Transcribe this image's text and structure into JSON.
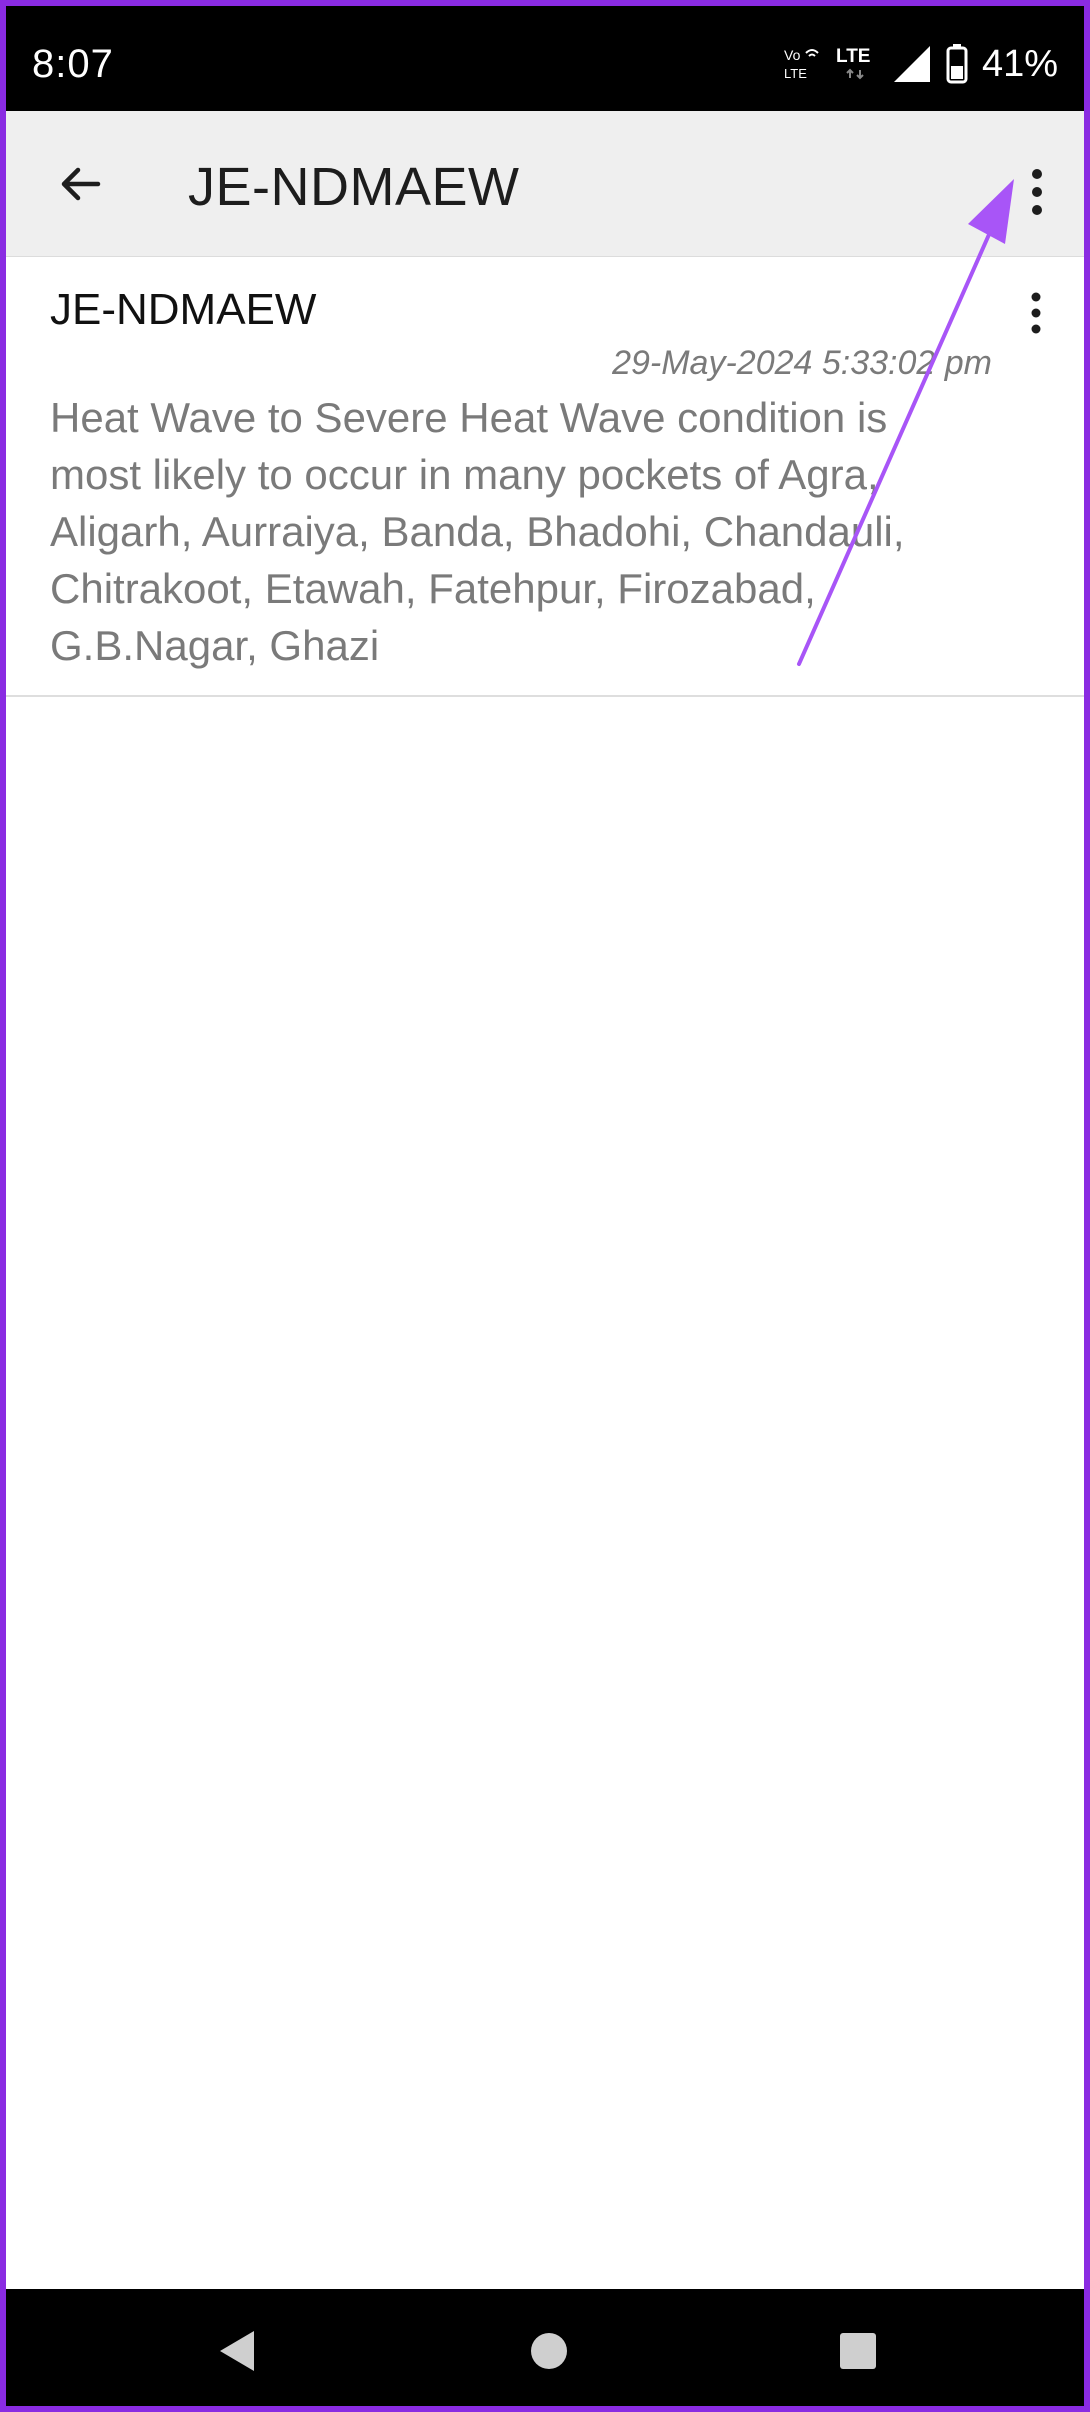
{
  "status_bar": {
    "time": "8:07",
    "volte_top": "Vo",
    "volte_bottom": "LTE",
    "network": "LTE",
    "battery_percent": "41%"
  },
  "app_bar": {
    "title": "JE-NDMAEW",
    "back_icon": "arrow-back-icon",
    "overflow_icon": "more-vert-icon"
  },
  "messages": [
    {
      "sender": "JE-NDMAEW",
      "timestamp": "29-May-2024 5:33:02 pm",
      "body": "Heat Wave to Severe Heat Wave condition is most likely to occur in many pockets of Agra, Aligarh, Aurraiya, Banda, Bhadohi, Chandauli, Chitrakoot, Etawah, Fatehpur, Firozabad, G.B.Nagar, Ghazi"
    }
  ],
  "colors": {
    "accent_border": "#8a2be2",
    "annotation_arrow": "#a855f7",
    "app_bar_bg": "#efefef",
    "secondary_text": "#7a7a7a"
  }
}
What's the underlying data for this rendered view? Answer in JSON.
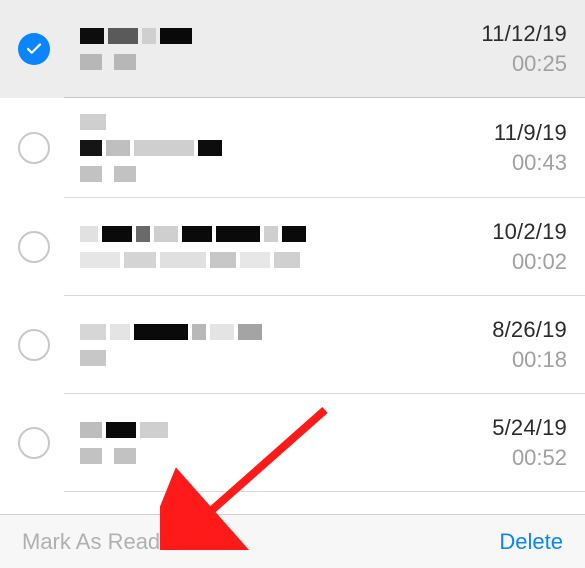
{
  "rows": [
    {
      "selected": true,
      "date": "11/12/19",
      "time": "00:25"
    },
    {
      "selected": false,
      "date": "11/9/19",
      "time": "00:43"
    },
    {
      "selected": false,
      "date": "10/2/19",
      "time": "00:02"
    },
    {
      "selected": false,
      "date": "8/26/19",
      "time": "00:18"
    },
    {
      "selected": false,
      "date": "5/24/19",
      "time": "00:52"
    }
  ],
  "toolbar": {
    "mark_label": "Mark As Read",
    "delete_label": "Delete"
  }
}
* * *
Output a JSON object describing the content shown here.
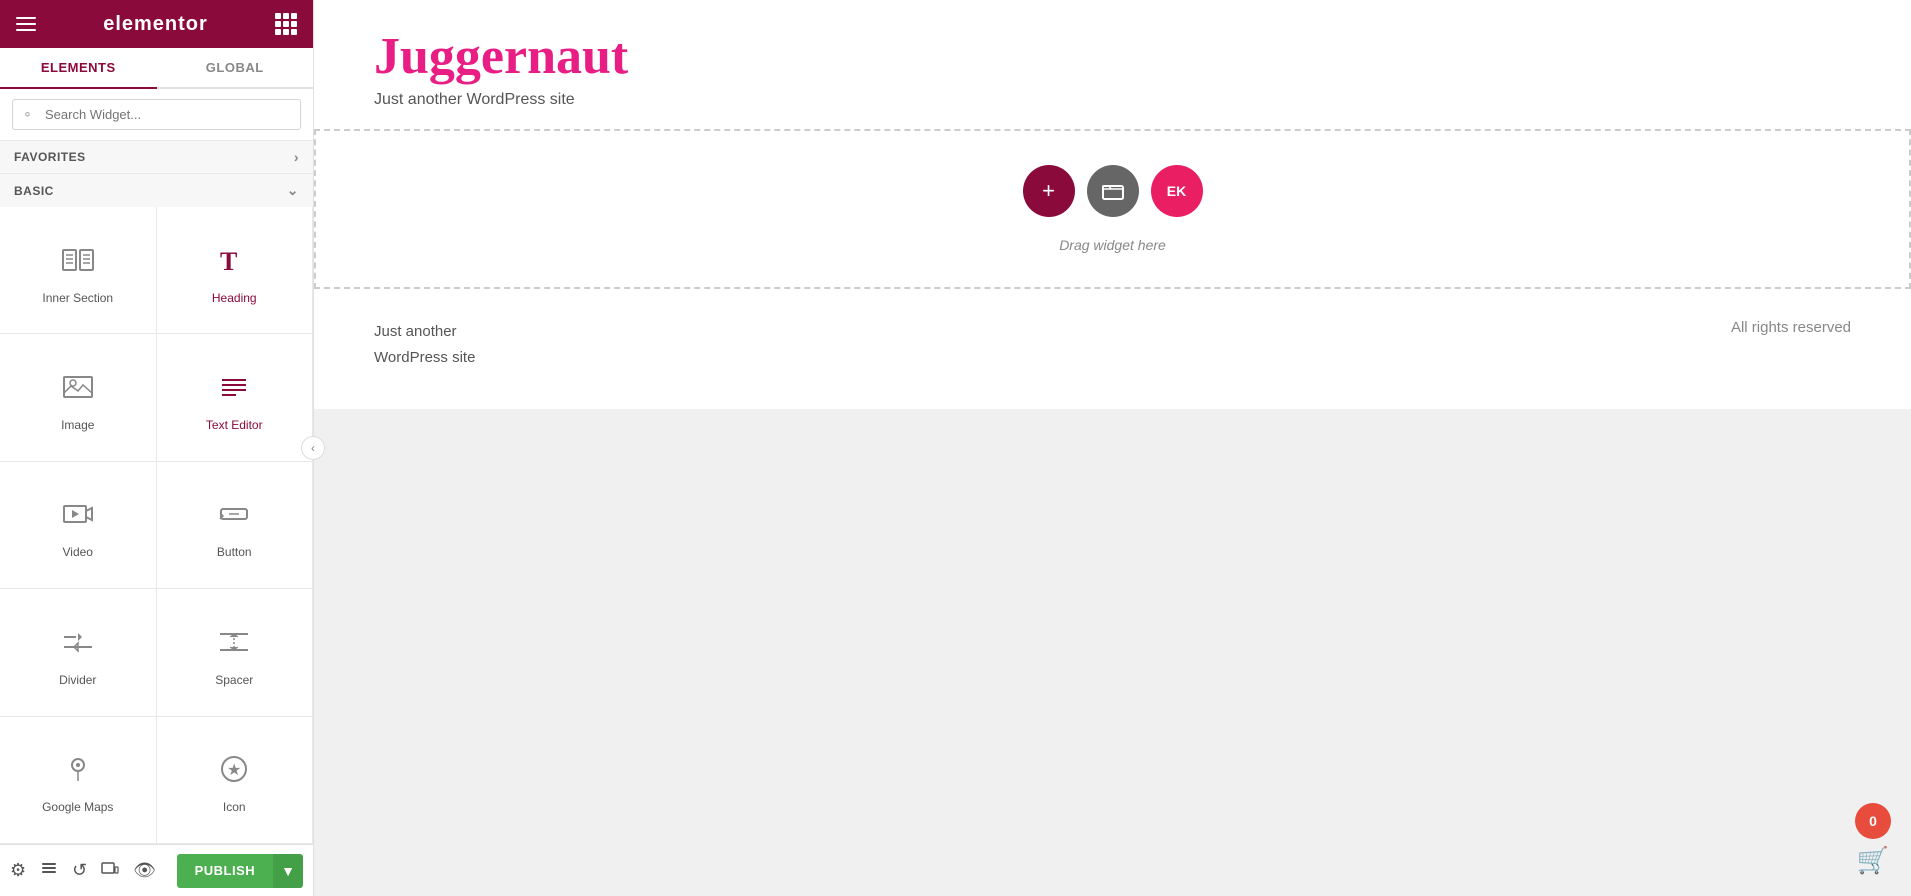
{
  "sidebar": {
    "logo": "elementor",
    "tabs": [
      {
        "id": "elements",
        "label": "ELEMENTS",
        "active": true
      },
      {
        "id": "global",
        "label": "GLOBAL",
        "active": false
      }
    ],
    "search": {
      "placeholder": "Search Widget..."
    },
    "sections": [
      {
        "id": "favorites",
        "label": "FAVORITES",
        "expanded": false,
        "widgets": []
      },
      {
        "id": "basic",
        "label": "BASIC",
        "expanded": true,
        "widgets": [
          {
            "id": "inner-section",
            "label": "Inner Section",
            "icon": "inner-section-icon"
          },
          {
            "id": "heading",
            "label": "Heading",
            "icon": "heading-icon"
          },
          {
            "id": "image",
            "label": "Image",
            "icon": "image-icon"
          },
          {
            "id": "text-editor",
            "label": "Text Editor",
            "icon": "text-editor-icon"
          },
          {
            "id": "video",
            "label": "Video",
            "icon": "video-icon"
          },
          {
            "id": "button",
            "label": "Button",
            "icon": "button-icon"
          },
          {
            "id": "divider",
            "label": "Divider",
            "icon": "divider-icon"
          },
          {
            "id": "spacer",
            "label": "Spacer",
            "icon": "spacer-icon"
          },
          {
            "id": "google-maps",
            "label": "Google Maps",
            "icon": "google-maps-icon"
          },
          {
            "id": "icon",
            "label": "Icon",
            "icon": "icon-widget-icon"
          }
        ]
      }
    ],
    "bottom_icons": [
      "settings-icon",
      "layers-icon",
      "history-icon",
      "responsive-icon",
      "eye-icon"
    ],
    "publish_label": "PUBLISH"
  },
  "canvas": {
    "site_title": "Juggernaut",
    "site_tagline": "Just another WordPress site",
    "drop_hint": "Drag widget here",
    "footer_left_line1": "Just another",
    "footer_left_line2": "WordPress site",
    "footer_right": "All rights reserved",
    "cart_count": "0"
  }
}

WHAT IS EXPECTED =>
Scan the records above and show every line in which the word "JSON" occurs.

RESULT OF THE EXERCISE =>
Transcribe this image's text and structure into JSON.
What's the underlying data for this rendered view? Answer in JSON.
Output a JSON object describing the content shown here.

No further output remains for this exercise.